Records for the task ▸
··········

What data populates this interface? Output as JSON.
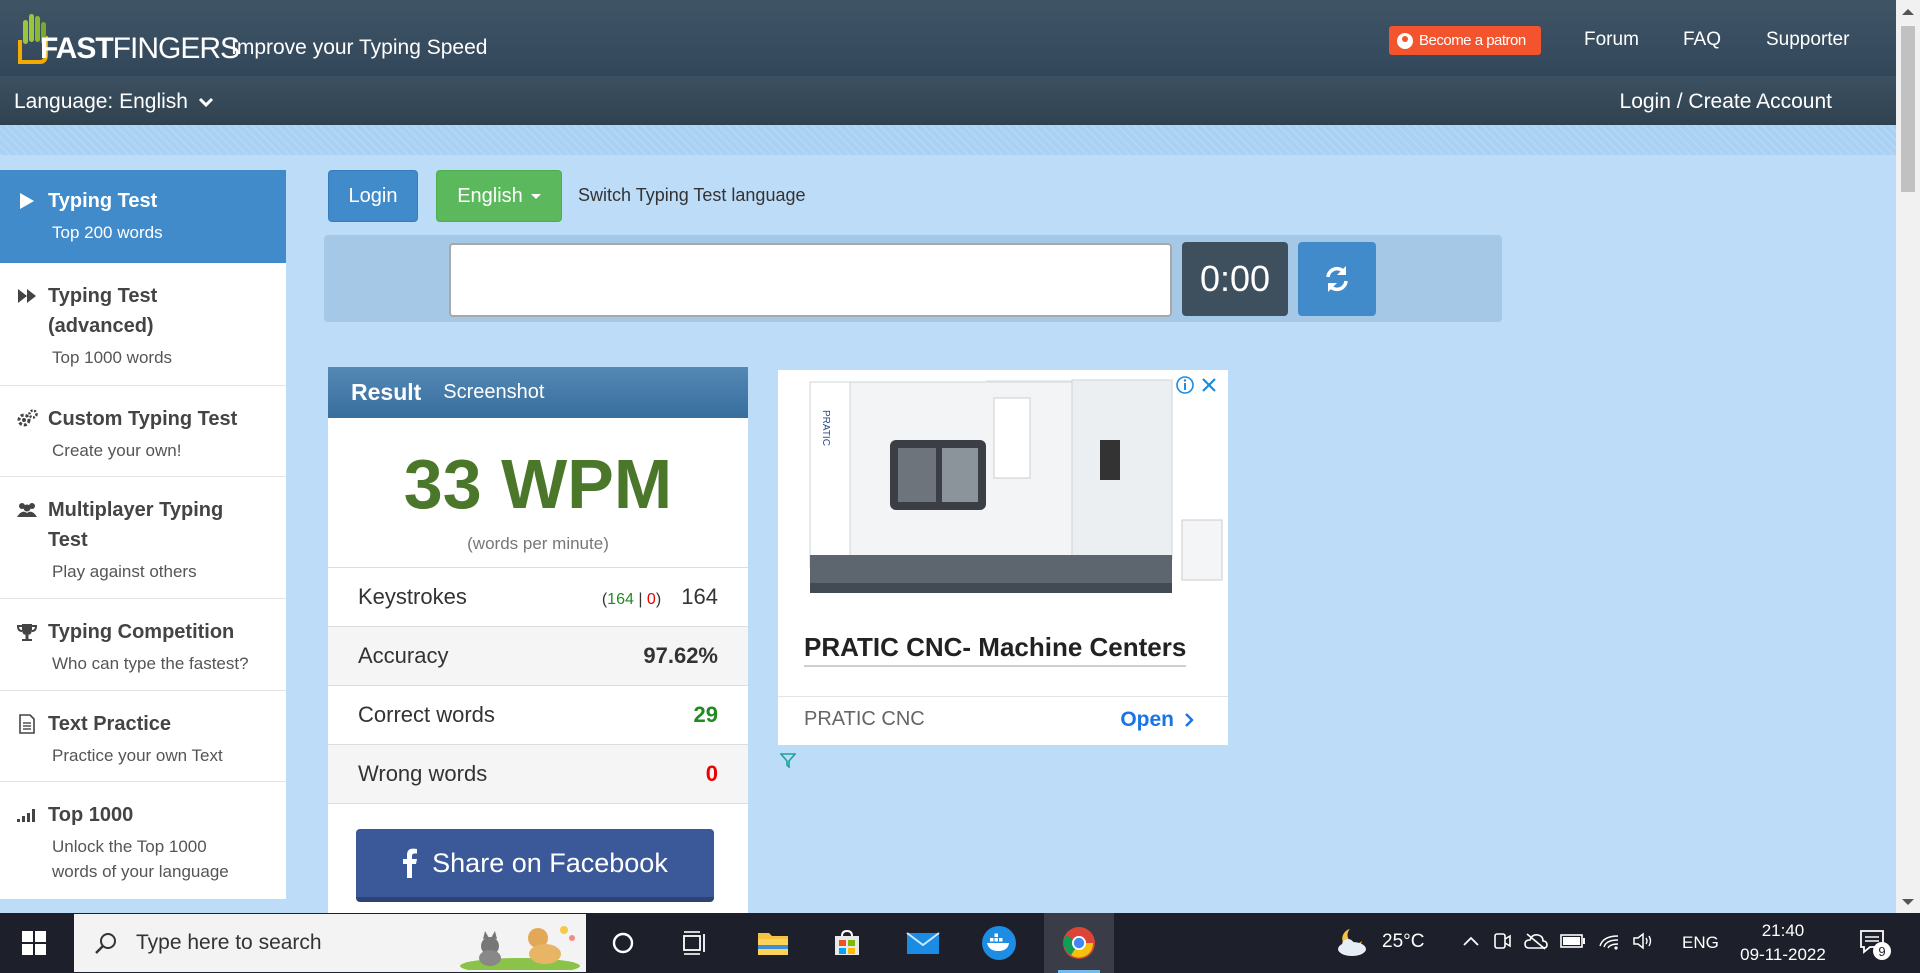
{
  "header": {
    "logo_bold": "FAST",
    "logo_light": "FINGERS",
    "tagline": "Improve your Typing Speed",
    "patron_label": "Become a patron",
    "nav": [
      "Forum",
      "FAQ",
      "Supporter"
    ],
    "language_label": "Language: English",
    "login_label": "Login / Create Account"
  },
  "sidebar": {
    "items": [
      {
        "title": "Typing Test",
        "sub": "Top 200 words",
        "icon": "play-icon",
        "active": true
      },
      {
        "title": "Typing Test (advanced)",
        "sub": "Top 1000 words",
        "icon": "fast-forward-icon"
      },
      {
        "title": "Custom Typing Test",
        "sub": "Create your own!",
        "icon": "gears-icon"
      },
      {
        "title": "Multiplayer Typing Test",
        "sub": "Play against others",
        "icon": "users-icon"
      },
      {
        "title": "Typing Competition",
        "sub": "Who can type the fastest?",
        "icon": "trophy-icon"
      },
      {
        "title": "Text Practice",
        "sub": "Practice your own Text",
        "icon": "document-icon"
      },
      {
        "title": "Top 1000",
        "sub": "Unlock the Top 1000 words of your language",
        "icon": "signal-bars-icon"
      }
    ]
  },
  "controls": {
    "login_button": "Login",
    "language_button": "English",
    "switch_text": "Switch Typing Test language",
    "input_value": "",
    "timer": "0:00"
  },
  "result": {
    "title": "Result",
    "screenshot_label": "Screenshot",
    "wpm": "33 WPM",
    "wpm_sub": "(words per minute)",
    "keystrokes_label": "Keystrokes",
    "keystrokes_correct": "164",
    "keystrokes_wrong": "0",
    "keystrokes_total": "164",
    "accuracy_label": "Accuracy",
    "accuracy": "97.62%",
    "correct_label": "Correct words",
    "correct": "29",
    "wrong_label": "Wrong words",
    "wrong": "0",
    "facebook_label": "Share on Facebook"
  },
  "ad": {
    "title": "PRATIC CNC- Machine Centers",
    "brand": "PRATIC CNC",
    "open_label": "Open",
    "machine_label": "PRATIC"
  },
  "taskbar": {
    "search_placeholder": "Type here to search",
    "temperature": "25°C",
    "language": "ENG",
    "time": "21:40",
    "date": "09-11-2022",
    "notification_count": "9",
    "pinned_icons": [
      "cortana-icon",
      "task-view-icon",
      "file-explorer-icon",
      "microsoft-store-icon",
      "mail-icon",
      "docker-icon",
      "chrome-icon"
    ]
  },
  "colors": {
    "header": "#3a4e5f",
    "page_bg": "#bcdcf8",
    "primary": "#428bca",
    "success": "#5cb85c",
    "wpm_green": "#4a7729",
    "facebook": "#3b5998",
    "patron": "#f4542d"
  }
}
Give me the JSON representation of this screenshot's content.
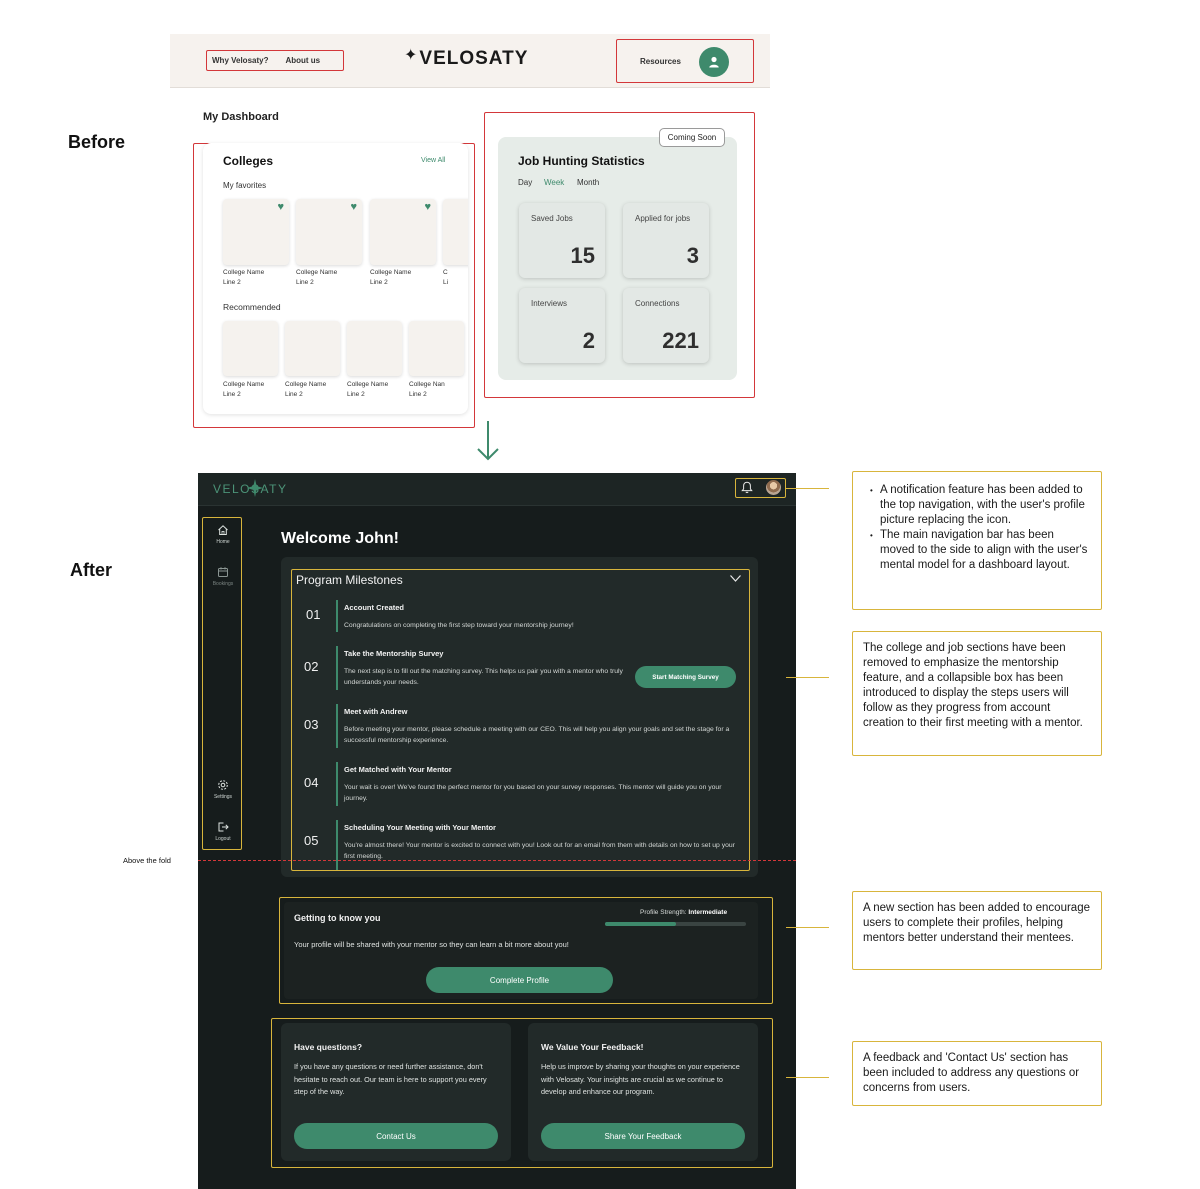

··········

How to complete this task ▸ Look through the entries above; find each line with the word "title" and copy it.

Finished task ▸
        "title": "Typing Test",
        "title": "Typing Test (advanced)",
        "title": "Custom Typing Test",
        "title": "Multiplayer Typing Test",
        "title": "Typing Competition",
        "title": "Text Practice",
        "title": "Top 1000",
    "title": "Result",
    "title": "PRATIC CNC- Machine Centers",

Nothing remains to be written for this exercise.